Benoît Mandelbrot (1924-2010) discovered his ability to think about mathematics in images while working with the French Resistance during the Second World War, and is famous for his work on fractal geometry - the maths of the shapes found in nature.

Listeners: Daniel Zajdenweber Bernard Sapoval

Daniel Zajdenweber is a Professor at the College of Economics, University of Paris.

Bernard Sapoval is Research Director at C.N.R.S. Since 1983 his work has focused on the physics of fractals and irregular systems and structures and properties in general. The main themes are the fractal structure of diffusion fronts, the concept of percolation in a gradient, random walks in a probability gradient as a method to calculate the threshold of percolation in two dimensions, the concept of intercalation and invasion noise, observed, for example, in the absorbance of a liquid in a porous substance, prediction of the fractal dimension of certain corrosion figures, the possibility of increasing sharpness in fuzzy images by a numerical analysis using the concept of percolation in a gradient, calculation of the way a fractal model will respond to external stimulus and the correspondence between the electrochemical response of an irregular electrode and the absorbance of a membrane of the same geometry.

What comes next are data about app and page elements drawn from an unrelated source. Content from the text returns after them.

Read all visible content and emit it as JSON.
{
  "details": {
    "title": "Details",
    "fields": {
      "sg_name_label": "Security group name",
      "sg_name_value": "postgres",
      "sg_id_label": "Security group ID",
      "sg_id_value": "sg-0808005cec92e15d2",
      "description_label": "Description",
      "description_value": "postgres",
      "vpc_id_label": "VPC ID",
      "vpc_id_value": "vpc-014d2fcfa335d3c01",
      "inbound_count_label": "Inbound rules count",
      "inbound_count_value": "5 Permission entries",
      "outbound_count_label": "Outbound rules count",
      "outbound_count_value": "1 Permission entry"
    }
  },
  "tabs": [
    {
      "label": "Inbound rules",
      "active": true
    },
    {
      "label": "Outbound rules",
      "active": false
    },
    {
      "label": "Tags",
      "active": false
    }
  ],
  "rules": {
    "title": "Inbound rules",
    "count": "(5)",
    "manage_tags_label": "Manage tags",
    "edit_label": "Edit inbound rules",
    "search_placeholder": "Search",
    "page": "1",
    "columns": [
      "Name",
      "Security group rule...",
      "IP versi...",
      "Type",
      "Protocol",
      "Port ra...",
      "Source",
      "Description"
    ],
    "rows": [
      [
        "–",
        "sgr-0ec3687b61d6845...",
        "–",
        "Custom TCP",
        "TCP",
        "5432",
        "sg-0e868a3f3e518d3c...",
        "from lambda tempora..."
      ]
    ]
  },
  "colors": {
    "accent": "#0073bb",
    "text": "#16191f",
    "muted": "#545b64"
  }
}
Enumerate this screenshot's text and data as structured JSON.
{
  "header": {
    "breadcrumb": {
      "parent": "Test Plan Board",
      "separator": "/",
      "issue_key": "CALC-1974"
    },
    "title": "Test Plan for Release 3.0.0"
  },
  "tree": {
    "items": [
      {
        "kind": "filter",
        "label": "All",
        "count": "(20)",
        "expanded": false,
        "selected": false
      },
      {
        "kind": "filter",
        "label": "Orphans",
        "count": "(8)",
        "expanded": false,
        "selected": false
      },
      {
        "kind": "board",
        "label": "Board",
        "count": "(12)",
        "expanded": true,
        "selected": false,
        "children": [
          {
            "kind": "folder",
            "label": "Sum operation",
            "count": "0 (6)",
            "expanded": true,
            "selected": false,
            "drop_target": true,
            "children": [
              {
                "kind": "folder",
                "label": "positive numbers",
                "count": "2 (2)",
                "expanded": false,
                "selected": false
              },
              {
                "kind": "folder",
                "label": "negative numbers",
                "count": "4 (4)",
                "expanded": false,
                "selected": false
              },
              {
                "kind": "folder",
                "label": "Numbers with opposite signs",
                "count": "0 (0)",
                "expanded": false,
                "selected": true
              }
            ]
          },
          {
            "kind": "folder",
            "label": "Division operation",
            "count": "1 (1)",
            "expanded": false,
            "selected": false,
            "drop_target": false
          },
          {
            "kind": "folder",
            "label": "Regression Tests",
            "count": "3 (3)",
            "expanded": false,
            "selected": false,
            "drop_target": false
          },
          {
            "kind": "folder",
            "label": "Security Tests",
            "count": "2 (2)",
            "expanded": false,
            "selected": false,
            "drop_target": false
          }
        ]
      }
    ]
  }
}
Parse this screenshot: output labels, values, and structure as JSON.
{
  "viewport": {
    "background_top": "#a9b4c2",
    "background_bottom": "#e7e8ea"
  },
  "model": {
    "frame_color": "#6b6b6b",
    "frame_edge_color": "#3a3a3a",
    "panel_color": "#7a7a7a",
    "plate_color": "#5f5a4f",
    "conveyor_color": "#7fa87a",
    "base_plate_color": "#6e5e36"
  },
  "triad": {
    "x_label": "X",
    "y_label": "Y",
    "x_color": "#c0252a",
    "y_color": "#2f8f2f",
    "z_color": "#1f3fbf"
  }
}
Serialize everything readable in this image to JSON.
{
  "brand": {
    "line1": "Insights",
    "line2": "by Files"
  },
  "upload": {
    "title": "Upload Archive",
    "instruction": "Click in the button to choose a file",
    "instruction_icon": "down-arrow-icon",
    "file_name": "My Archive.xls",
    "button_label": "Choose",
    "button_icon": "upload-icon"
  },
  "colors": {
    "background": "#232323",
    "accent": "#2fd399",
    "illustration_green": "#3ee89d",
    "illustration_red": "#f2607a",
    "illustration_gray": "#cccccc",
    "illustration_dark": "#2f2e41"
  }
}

Duration: 5 minutes, 16 seconds

Date story recorded: May 1998

Date story went live: 24 January 2008